Hubert Joly, Chairman and CEO of Best Buy, is taking a page from IBM and emphasizing services instead of just retail sales. He offered examples of the Internet of things invading consumers' homes in the form of streaming media on televisions and over connected speakers such as Sonos systems. Connected alarms and home automation also ranked high on his list.
He discussed how Best Buy is trying to revamp its business to emphasize the service component provided by the Geek Squad as a competitive advantage that the retailer has over competitors. Joly sees the tangle of confusing technology and networking as a golden opportunity that will help keep the retailer relevant over Amazon or other brick and mortar rivals.
Meanwhile, Mike McNamara CEO of contract manufacturer Flextronics, is eying all of the startups (and larger companies) building connected products and looking at ways to work with them from "sketch to scale." He's positioning his company as a source of expertise and connections in global manufacturing and supply chain as well as a helping hand in designing a connected product.
As Alan Murray, the editor of Fortune and the interviewer, pointed out, much of the innovation from the Internet of things is coming from smaller companies. Both Joly and McNamara agreed that small companies have an important role to play. McNamara said we need both large and small companies.
"Big companies have the scale and the channel but they don't always have the desire to disrupt their own business model," McNamara said. However, in some cases he said the industry needs startups to completely bypass the established industry because otherwise nothing would change. Ride hailing app Uber is an example of that.
The rest of the panel covered the typical elements often covered at these events. McNamara agreed that at the high end, the Internet of things will be an $11 trillion business, according to a recent McKinsey report.

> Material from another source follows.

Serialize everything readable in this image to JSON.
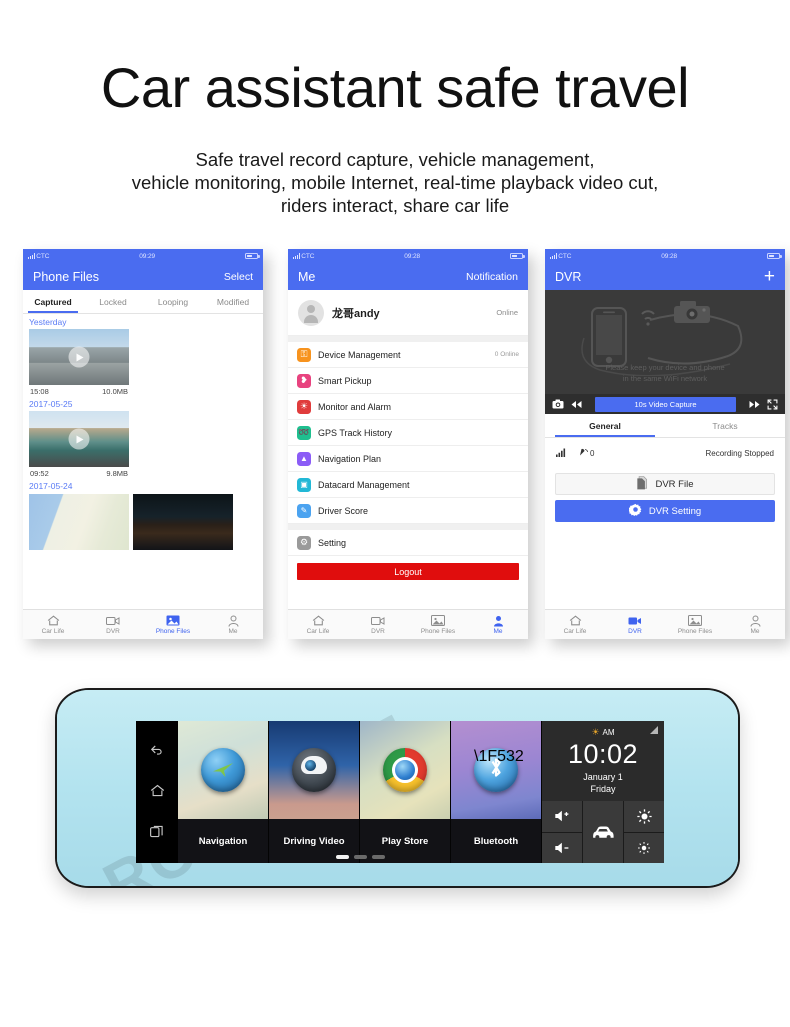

But to get to that value we're going to have to figure out a few things, including cybersecurity, data privacy and even how to build business models that work.
The McKinsey report said it would take 10 years to reach that huge size, which is still pretty daunting. McNamara suggests that we might see faster adoption in other countries where there is less infrastructure, much like we have seen China and Africa adopt mobile broadband faster because they didn't have legacy wireline broadband networks to hold them back.